DATA PROVIDED:

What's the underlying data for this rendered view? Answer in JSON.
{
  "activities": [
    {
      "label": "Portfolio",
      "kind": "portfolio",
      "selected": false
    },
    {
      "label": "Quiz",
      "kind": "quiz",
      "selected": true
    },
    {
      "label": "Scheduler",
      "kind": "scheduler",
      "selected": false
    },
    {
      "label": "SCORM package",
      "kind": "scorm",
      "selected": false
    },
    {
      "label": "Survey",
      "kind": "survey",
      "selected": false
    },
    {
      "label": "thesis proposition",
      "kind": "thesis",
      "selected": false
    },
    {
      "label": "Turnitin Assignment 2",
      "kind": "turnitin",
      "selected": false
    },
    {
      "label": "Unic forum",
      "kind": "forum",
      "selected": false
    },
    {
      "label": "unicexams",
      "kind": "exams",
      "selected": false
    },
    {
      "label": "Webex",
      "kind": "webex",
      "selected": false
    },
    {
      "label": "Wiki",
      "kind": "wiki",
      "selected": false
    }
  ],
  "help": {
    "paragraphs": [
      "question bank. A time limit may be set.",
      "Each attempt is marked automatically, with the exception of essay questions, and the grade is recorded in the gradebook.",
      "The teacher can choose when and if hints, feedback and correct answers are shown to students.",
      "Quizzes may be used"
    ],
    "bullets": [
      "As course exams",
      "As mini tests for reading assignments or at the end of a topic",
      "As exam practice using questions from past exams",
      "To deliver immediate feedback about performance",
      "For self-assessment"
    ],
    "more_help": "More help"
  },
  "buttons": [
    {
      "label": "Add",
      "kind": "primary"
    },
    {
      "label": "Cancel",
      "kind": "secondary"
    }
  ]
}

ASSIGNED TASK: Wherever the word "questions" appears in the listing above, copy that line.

WORKED SOLUTION:
      "Each attempt is marked automatically, with the exception of essay questions, and the grade is recorded in the gradebook.",
      "As exam practice using questions from past exams",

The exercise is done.